Let's say a company manager gets transferred and must move to a new city to start work on the first of September. Her three kids need to be in school for the fall quarter and her writer husband also faces a tight assignment timeline and needs a settled place to pore through research documents.

The family finds a home they like and have a contract but want to make sure they can secure it before all the deadlines kick in. They're in luck, being able to specify they'll buy the home by a set date, say Aug. 15, or be able to walk away.

Such an option is called a contingency, in which purchaser and seller agree on a sale as long as certain conditions are met.

Contingencies offer protection but can also leave one of the parties in a bind if the deal falls through.

"When you're ready to make an offer on a home, adding a contingency to your contract can give you time to assess the property and feel confident that it is a sound investment," the Charleston Pier Partners team of Carolina One Real Estate notes in a recent newsletter.

The partners pointed out types of contingencies "to safeguard an investment," including:

  • A financing contingency, which makes sure buyers can step away if their loan doesn't work out. "If you're unable to secure a mortgage or terms and conditions change (in a big way), you can back out without penalties," the team notes.
  • Inspection safeguard, which allows enough time for a professional home checkup. "Should issues be found, you can negotiate with the seller to make repairs or adjust the sales price," the partners point out.
  • A contingency involving the appraisal. If the value winds up below the sales price, the buyer likely would have to come up with the difference, renegotiate the deal or "back out without losing your earnest money," according to the real estate team.
  • Home sale protection in cases when someone is selling their home and purchasing a new one. The contingency gives buyers a set time to sell, or if they're unable to do so, to withdraw and get back their earnest money.
  • Occupancy contingency, which gives possession of a home on a specified date. 

According to a 2014 article at www.realtor.com, contingent offers are "pretty standard" and also fairly common.

The home inspection contingency is among the most important, Angela Colley, the piece's author, notes.

“Never in my life have I seen a home inspection waived,” Bishoi Nageh, vice president of branch operations for The Petra Cephas Team at Mortgage Network Solutions, tells Colley.

If something is wrong with a house, a good inspection will find it, she says.
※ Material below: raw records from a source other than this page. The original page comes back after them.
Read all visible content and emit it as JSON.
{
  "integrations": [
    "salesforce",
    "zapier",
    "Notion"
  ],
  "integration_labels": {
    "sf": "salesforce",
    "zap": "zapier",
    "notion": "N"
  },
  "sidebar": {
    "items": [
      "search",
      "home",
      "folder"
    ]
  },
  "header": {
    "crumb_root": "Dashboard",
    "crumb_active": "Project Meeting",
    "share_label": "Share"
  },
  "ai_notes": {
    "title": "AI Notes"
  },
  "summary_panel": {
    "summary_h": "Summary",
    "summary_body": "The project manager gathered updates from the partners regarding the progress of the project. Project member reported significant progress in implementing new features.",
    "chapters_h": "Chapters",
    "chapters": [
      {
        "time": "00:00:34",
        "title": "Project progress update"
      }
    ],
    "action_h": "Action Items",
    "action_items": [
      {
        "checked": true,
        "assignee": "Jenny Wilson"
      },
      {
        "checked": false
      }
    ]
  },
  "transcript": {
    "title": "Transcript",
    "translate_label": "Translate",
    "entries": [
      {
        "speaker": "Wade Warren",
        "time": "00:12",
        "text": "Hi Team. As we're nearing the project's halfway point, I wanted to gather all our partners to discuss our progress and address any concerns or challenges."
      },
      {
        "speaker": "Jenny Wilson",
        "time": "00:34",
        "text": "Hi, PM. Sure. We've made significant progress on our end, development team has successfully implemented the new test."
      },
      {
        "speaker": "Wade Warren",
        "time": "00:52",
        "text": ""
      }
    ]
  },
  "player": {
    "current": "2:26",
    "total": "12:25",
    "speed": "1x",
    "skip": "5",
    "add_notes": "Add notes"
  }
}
Nageh cites a case in which the buyer asked the seller to fix windows and wound up finding mold growing under the framework. "Once you know the problems, you can talk with the seller about what they need to fix before you buy the home," she says.

The appraisal contingency keeps shoppers from forking over more money for a home than it's worth. “It's in no one’s best interest to overpay," Nageh says in the Realtor.com article. "If the home comes in under the (asking) amount, you have the right to back out."

Colley explains that in a hot market, a buyer might think about waiving the contingency, figuring they'll lose out otherwise. But that could lead to them paying more out of pocket, since the lender will only finance up to the appraised amount.

The benefit of contract contingencies is there's "no risk to the buyer,"  says Elizabeth Weintraub in a March piece in The balance.com.

Citing state law in California — followed by many states — she explains the common contingencies such as financing, inspection and home sale as well as some item-specific ones. They include federal laws that give buyers 10 days to test for lead-based paint, "wood destroying pest" inspections such as for termites, roof inspections, sewer tests to see if tree roots are clogging pipes, and checks on mold or related hazards such as radon gas and asbestos.

Another possible contingency would be to require private well inspections — in cases in which the home doesn't get water from a municipal system — to make sure the wells are meeting health standards.

"If the well does not pass inspections, it is not unreasonable to ask the seller to remedy the situation," Weintraub says.